Alcohol Use Can Also Put Safety or Mom, Baby At Risk
It is widely known that alcohol can cause intoxication when consumed in heavy amounts or used frequently. Mothers who drink must know their limits. Going past those limits could jeopardize their ability to care for their baby safely.
Alcohol affects people differently based on age, size, weight, organ health, and much more. This means that even moderate amounts can affect someone to the point where they could experience changes in alertness, memory, and reasoning abilities that put their child at risk.
Alcohol is a drug, so when it enters the picture, anything can happen. The safest bet is to not use it if it can cause problems.
Getting Help for Alcohol Dependence, Addiction
The long-term dangers and effects of alcohol and breastfeeding can affect mother and baby long after the child leaves the infant stage. In addition to developmental delays a child could grow up with due to their mother’s alcohol use, the woman could be grappling with a dependence on alcohol that is also dangerous to her health and well-being.
Not everyone who drinks alcohol has a substance use disorder, but if attempts to drink moderately have led to heavy drinking, risky drinking, or other substance-using behaviors, it is possible that it is time for the drinker to get professional help for a substance use disorder.
Alcohol is not an easy substance to quit once a person starts drinking. But it is possible to do with the right help. Alcohol withdrawals are dangerous to manage without professional guidance. Without it, the person can end up relapsing and fall back into the habits they were trying to leave behind.
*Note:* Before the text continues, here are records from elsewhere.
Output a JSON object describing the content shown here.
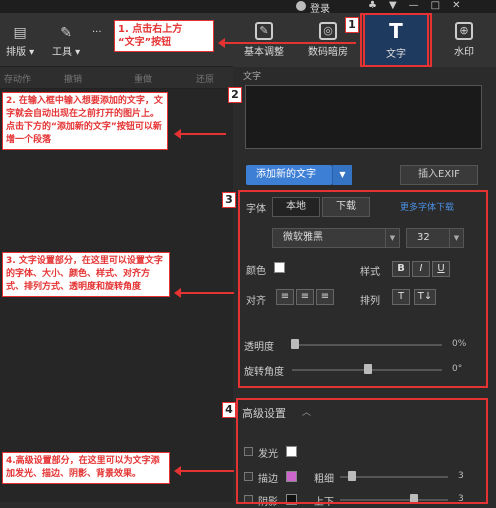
{
  "titlebar": {
    "login": "登录",
    "icons": [
      "♣",
      "▼",
      "—",
      "□",
      "✕"
    ]
  },
  "toolbar": {
    "items": [
      {
        "label": "排版",
        "icon": "layout-icon"
      },
      {
        "label": "工具",
        "icon": "wrench-icon"
      }
    ],
    "more": "···",
    "sub_items": [
      "存动作",
      "撤销",
      "重做",
      "还原"
    ]
  },
  "tabs": [
    {
      "label": "基本调整",
      "icon": "edit-icon",
      "glyph": "✎"
    },
    {
      "label": "数码暗房",
      "icon": "camera-icon",
      "glyph": "◎"
    },
    {
      "label": "文字",
      "icon": "text-icon",
      "glyph": "T",
      "active": true
    },
    {
      "label": "水印",
      "icon": "watermark-icon",
      "glyph": "⊕"
    }
  ],
  "panel": {
    "section_label": "文字",
    "add_button": "添加新的文字",
    "exif_button": "插入EXIF",
    "font": {
      "label": "字体",
      "local": "本地",
      "download": "下载",
      "more_link": "更多字体下载",
      "family": "微软雅黑",
      "size": "32"
    },
    "color_label": "颜色",
    "style_label": "样式",
    "style_buttons": [
      "B",
      "I",
      "U"
    ],
    "align_label": "对齐",
    "align_buttons": [
      "≡",
      "≡",
      "≡"
    ],
    "arrange_label": "排列",
    "arrange_buttons": [
      "T",
      "T↓"
    ],
    "opacity": {
      "label": "透明度",
      "value": "0%"
    },
    "rotation": {
      "label": "旋转角度",
      "value": "0°"
    },
    "advanced": {
      "title": "高级设置",
      "glow": "发光",
      "stroke": "描边",
      "thickness": "粗细",
      "thickness_value": "3",
      "shadow": "阴影",
      "shadow_pos": "上下",
      "shadow_value": "3"
    }
  },
  "annotations": {
    "num1": "1",
    "num2": "2",
    "num3": "3",
    "num4": "4",
    "note1": "1. 点击右上方\n“文字”按钮",
    "note2": "2. 在输入框中输入想要添加的文字，文字就会自动出现在之前打开的图片上。点击下方的“添加新的文字”按钮可以新增一个段落",
    "note3": "3. 文字设置部分，在这里可以设置文字的字体、大小、颜色、样式、对齐方式、排列方式、透明度和旋转角度",
    "note4": "4.高级设置部分，在这里可以为文字添加发光、描边、阴影、背景效果。"
  },
  "colors": {
    "accent": "#3e7fd6",
    "annotation": "#e53333",
    "stroke_swatch": "#cc66cc"
  }
}
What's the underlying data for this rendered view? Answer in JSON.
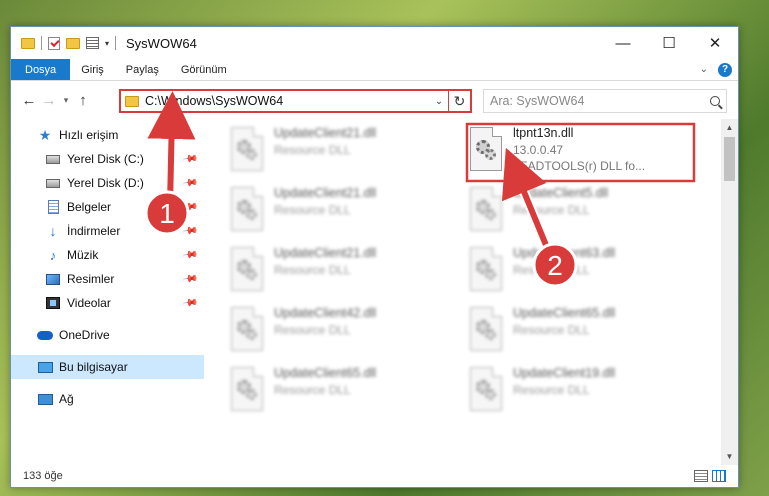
{
  "window": {
    "title": "SysWOW64",
    "controls": {
      "minimize": "—",
      "maximize": "☐",
      "close": "✕"
    }
  },
  "ribbon": {
    "tabs": [
      {
        "label": "Dosya"
      },
      {
        "label": "Giriş"
      },
      {
        "label": "Paylaş"
      },
      {
        "label": "Görünüm"
      }
    ],
    "help": "?"
  },
  "address": {
    "path": "C:\\Windows\\SysWOW64",
    "refresh": "↻",
    "search_placeholder": "Ara: SysWOW64"
  },
  "sidebar": {
    "items": [
      {
        "label": "Hızlı erişim",
        "icon": "star-icon"
      },
      {
        "label": "Yerel Disk (C:)",
        "icon": "disk-icon",
        "pinned": true
      },
      {
        "label": "Yerel Disk (D:)",
        "icon": "disk-icon",
        "pinned": true
      },
      {
        "label": "Belgeler",
        "icon": "documents-icon",
        "pinned": true
      },
      {
        "label": "İndirmeler",
        "icon": "downloads-icon",
        "pinned": true
      },
      {
        "label": "Müzik",
        "icon": "music-icon",
        "pinned": true
      },
      {
        "label": "Resimler",
        "icon": "pictures-icon",
        "pinned": true
      },
      {
        "label": "Videolar",
        "icon": "videos-icon",
        "pinned": true
      },
      {
        "label": "OneDrive",
        "icon": "onedrive-icon"
      },
      {
        "label": "Bu bilgisayar",
        "icon": "this-pc-icon",
        "selected": true
      },
      {
        "label": "Ağ",
        "icon": "network-icon"
      }
    ]
  },
  "files": {
    "highlighted": {
      "name": "ltpnt13n.dll",
      "version": "13.0.0.47",
      "description": "LEADTOOLS(r) DLL fo..."
    },
    "left_column": [
      {
        "name": "UpdateClient21.dll",
        "type": "Resource DLL"
      },
      {
        "name": "UpdateClient21.dll",
        "type": "Resource DLL"
      },
      {
        "name": "UpdateClient21.dll",
        "type": "Resource DLL"
      },
      {
        "name": "UpdateClient42.dll",
        "type": "Resource DLL"
      },
      {
        "name": "UpdateClient65.dll",
        "type": "Resource DLL"
      }
    ],
    "right_column": [
      {
        "name": "UpdateClient5.dll",
        "type": "Resource DLL"
      },
      {
        "name": "UpdateClient63.dll",
        "type": "Resource DLL"
      },
      {
        "name": "UpdateClient65.dll",
        "type": "Resource DLL"
      },
      {
        "name": "UpdateClient19.dll",
        "type": "Resource DLL"
      }
    ]
  },
  "status": {
    "item_count": "133 öğe"
  },
  "annotations": {
    "step1": "1",
    "step2": "2",
    "color": "#d93a3a"
  }
}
They could also end up losing their lives as withdrawal from alcohol can be deadly. It is safer to undergo a medical detox under the care of a medical staff addiction care professionals who understand addiction and recovery. Arete Recovery, located in Pembroke Pines, Florida, can help you with support and understanding. We offer recovery-focused programs at our full-service drug and alcohol treatment facility that address the whole person, not just their addiction. We will take your needs into consideration as you get on the path to sobriety.